We’re living in the 21st century, in the year 2019 where transgender visibility is at its an all-time high.
Though there is still a long way to go, the LGBT visibility and rights are spreading all over the world.
For centuries, people have been living in fear when it comes to their sexual orientation.
The LGBT community have fought a long and hard battle to be where they are today.
However, that hasn’t yet changed how straight people take and treat gays, lesbians, transgenders, or any other gender.
As supportive as many people are, there are still so many who basically live to hate the people of the LGBT community.
And when it comes to transgenders, they just cannot wrap their head around. Especially for the fact that there are people who aren’t comfortable in identifying as the gender they were born as.
The meaning of transgender is “a person whose sense of personal identity and gender does not correspond with their birth sex.”
And there are so many things that you, as a straight or any other sexually oriented person cannot say to a transgender.
There are things that clearly make them uncomfortable, shamed, and hurt their sentiment and emotion.
Here are 7 things not to tell a transgender person.
“It’s just a phase.”
One of the most important things to know when it comes to anybody’s sexuality is that it’s not just a phase.
A Phase is when a boy is too scared to approach a girl he likes or a girl who is too scared to be in the same room as other guys.
A phase is when you get a lot of acne on your face or you get too rebellious over anything.
But sexuality is never a phase. And as a human being you should, by no means, ever tell a transgender boy or girl that “it’s just a phase”.
“What’s your real name?”
The reason transgender people deciding to go through a hard transformation is that they’re not comfortable with what they’re born with.
And you go up to a transgender person trying to ask what their “real” name is, is kind of disrespectful and insensitive.
Sure, they might not take it as an insult and tell you the name they were given as a child. But it still doesn’t make it appropriate for you to go up to a transgender person and ask “so…what’s your real name?”
“Such a shame, you were pretty before.”
There is a fine line between sarcasm and being a total jerk.
And if you go up to a transgender person and tell them that they were prettier before, you’re way up high in the jerk-list.
Under no circumstances, whatsoever, you, as a decent human being should ever tell a transgender person “such a shame, you were pretty before.”
“Do you think you’ll ever go back?”
You either have to be really very dumb or ignorant or maybe both to even think of a question like this.
The pain and struggle of living under the shadow is something no one should ever experience.
And nothing tops the feeling of finally living a life you’ve always desired to have.
So, asking them if they’d ever want to go back is the worst thing you could possibly ask a transgender person.
“Are you sure you’re not just gay/lesbian?”
If they were just gay or lesbian, they’d be just gay or lesbian.
So the clear answer is no, they’re not. They might be gay and trans which a lot of people are.
Therefore, it’s not appropriate to ask a transgender if they’re just gay or lesbian.
Because if they weren’t sure they’re trans, they wouldn’t go through all the transformation.

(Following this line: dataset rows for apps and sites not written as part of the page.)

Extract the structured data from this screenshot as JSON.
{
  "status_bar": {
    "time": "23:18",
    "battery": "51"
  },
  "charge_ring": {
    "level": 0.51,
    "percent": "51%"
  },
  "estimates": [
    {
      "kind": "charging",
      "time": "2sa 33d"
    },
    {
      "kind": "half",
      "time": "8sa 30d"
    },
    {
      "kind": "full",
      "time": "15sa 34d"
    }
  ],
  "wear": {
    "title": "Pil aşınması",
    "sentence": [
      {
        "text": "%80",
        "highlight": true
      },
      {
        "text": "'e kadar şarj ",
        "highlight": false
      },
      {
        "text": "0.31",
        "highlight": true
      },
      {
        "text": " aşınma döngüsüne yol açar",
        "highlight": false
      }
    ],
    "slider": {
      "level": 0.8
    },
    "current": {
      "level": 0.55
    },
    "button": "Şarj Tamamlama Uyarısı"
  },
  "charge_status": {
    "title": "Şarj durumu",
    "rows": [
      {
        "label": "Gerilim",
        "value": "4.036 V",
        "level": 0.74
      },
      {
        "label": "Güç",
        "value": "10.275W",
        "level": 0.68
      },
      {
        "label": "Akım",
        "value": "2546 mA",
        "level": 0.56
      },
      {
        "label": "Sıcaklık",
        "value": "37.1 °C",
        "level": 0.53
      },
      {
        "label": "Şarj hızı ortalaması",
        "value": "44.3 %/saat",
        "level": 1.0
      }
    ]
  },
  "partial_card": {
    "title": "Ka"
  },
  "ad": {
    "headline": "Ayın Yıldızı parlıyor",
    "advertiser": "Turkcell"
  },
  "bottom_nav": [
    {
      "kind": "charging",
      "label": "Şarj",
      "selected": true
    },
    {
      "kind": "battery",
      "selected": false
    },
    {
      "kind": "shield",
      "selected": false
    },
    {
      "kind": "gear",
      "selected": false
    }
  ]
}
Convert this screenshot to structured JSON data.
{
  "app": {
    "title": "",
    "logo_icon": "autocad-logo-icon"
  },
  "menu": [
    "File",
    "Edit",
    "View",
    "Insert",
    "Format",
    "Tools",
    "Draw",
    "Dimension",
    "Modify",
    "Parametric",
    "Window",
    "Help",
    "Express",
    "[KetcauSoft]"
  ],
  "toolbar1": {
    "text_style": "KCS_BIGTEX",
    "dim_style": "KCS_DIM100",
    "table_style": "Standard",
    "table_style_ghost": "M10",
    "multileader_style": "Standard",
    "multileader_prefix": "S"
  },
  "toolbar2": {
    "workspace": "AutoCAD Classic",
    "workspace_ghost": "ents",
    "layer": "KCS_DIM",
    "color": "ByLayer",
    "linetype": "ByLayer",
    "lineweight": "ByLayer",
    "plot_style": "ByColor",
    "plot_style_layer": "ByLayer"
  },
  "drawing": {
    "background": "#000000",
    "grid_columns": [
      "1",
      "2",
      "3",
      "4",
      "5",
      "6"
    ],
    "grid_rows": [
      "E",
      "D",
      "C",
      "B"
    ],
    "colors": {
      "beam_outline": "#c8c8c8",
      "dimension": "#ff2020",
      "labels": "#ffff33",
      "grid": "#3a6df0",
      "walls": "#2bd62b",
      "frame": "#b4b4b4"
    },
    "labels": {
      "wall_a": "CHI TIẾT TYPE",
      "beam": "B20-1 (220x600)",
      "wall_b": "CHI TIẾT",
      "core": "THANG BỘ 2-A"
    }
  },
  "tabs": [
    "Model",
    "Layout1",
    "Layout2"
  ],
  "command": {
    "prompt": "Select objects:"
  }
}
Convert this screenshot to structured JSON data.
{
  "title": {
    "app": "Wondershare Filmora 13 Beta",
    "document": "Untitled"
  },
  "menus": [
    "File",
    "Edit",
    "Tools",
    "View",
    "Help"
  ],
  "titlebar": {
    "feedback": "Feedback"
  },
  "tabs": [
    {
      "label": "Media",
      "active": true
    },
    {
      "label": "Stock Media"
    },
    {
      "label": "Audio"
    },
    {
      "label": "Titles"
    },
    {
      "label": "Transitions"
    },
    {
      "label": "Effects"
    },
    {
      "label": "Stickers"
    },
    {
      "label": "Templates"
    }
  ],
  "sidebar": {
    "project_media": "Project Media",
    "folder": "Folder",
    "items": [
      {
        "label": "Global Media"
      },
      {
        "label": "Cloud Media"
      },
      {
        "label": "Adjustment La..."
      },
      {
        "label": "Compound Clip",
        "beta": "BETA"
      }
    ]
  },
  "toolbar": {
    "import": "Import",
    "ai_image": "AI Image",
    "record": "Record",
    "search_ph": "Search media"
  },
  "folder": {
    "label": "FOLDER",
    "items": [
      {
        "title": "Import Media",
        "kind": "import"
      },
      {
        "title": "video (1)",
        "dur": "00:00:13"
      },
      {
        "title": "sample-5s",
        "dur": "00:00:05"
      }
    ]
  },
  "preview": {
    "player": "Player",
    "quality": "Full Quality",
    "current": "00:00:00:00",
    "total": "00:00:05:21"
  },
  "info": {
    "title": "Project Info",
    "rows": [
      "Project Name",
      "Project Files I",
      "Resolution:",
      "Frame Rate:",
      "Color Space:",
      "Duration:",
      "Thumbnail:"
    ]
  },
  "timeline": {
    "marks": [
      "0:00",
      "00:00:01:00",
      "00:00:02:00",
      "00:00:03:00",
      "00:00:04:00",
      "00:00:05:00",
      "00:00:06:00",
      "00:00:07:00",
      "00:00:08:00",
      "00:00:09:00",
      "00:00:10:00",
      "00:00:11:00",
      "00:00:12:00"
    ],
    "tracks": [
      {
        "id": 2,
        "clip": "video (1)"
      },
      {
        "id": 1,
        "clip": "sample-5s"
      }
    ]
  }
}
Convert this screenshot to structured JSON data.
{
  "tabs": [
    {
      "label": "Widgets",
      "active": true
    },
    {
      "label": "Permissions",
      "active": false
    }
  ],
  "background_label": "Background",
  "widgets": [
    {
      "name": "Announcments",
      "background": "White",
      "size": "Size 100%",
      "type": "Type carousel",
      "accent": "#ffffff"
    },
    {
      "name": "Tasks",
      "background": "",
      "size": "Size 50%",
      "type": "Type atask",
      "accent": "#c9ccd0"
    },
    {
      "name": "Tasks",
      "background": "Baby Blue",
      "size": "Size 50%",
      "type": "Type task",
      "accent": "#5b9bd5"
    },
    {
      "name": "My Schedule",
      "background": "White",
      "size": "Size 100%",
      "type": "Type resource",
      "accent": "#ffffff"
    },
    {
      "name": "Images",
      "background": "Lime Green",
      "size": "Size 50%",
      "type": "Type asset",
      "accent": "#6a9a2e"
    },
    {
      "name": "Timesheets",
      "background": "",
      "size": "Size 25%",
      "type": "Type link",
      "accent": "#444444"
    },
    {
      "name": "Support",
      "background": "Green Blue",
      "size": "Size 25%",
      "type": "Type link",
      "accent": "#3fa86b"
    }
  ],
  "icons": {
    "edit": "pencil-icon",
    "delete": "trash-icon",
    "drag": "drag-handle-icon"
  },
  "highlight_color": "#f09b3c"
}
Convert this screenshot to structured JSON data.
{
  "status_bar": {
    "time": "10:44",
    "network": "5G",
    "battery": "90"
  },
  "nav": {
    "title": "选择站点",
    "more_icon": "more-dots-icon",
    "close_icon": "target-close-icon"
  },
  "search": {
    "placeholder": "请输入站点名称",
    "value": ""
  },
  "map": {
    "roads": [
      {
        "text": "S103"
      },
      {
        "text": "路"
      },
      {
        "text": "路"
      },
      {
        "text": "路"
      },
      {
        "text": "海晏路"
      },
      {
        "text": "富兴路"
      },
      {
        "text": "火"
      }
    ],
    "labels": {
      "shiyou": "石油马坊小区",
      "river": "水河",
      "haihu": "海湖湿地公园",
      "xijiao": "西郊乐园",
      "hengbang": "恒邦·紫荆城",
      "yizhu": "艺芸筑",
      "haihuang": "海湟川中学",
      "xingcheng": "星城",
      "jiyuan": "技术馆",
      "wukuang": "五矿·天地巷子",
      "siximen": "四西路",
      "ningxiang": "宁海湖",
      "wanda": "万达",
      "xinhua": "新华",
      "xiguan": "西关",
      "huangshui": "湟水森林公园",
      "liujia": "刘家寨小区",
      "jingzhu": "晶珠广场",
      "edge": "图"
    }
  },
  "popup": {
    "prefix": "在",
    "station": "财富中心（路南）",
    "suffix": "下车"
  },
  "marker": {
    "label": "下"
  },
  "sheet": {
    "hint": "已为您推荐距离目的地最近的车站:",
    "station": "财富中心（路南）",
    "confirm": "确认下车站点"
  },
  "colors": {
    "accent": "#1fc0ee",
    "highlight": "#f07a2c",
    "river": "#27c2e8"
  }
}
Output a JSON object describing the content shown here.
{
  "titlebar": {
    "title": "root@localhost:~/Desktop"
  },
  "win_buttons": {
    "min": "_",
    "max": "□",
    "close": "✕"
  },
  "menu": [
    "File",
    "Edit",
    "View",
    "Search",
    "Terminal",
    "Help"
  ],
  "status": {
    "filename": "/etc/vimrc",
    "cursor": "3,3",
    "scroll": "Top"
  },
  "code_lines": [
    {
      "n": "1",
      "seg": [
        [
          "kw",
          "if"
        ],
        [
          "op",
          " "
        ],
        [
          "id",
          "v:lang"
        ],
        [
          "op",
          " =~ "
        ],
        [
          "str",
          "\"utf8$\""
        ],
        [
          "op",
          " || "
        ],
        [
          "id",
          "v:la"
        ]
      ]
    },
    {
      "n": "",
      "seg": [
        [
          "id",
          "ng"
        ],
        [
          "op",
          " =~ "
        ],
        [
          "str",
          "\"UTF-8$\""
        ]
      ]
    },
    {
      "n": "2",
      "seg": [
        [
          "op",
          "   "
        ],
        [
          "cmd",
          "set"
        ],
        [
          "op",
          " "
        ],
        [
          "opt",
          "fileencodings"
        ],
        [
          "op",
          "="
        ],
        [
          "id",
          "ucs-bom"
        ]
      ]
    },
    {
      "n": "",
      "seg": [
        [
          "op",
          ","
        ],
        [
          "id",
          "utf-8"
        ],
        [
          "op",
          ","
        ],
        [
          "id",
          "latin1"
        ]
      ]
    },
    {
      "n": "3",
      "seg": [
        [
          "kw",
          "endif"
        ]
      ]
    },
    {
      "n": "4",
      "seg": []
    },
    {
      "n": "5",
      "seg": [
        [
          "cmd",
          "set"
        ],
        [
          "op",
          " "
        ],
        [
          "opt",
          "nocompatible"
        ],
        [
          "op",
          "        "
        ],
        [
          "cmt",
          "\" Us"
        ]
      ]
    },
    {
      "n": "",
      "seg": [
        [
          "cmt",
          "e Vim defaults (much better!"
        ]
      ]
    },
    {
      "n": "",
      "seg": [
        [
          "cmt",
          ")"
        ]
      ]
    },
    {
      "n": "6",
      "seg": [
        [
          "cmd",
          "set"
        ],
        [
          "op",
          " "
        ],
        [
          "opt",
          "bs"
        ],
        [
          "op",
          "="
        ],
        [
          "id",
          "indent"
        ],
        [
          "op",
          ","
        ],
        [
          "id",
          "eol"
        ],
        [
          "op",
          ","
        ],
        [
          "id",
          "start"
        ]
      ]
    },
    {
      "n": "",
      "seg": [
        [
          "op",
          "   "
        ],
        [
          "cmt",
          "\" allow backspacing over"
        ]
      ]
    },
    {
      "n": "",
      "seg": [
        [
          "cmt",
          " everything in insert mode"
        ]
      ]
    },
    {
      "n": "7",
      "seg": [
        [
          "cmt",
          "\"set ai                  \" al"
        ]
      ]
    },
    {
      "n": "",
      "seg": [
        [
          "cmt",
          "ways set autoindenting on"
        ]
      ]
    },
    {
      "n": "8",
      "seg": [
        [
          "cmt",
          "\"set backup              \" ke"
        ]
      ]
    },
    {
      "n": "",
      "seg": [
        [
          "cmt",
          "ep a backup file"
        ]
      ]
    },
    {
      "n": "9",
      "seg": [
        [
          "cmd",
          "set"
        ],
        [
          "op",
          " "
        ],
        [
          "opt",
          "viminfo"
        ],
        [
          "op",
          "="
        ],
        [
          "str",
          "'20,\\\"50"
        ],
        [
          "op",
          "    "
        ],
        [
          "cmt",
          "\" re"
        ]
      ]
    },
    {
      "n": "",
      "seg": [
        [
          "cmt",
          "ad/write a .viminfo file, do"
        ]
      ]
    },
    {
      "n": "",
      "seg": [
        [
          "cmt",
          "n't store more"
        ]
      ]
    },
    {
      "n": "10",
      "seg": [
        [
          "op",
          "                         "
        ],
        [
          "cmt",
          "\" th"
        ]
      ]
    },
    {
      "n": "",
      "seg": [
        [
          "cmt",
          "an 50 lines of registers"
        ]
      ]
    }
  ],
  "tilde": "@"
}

“How did your poor parents react?”
First things first, trans people and their families do not need your sympathy.
Trans people are as normal as any other living being.
It might’ve been hard to convince their parents and to come out as trans. But that doesn’t make it right for you to ask how their “poor parents” reacted to their coming out.
“You’re so brave.”
When someone says “you’re so brave” to someone, it is usually meant as a compliment.
However, it might sound a bit odd but you should never tell a transgender that they’re brave for coming out.
It is who they are and how they’ve planned to live their entire life (ever since they’ve realized i.e.).
So telling them “you’re so brave” would make you seem like you’re treating them different from yourself. This is the last thing any transgender wants.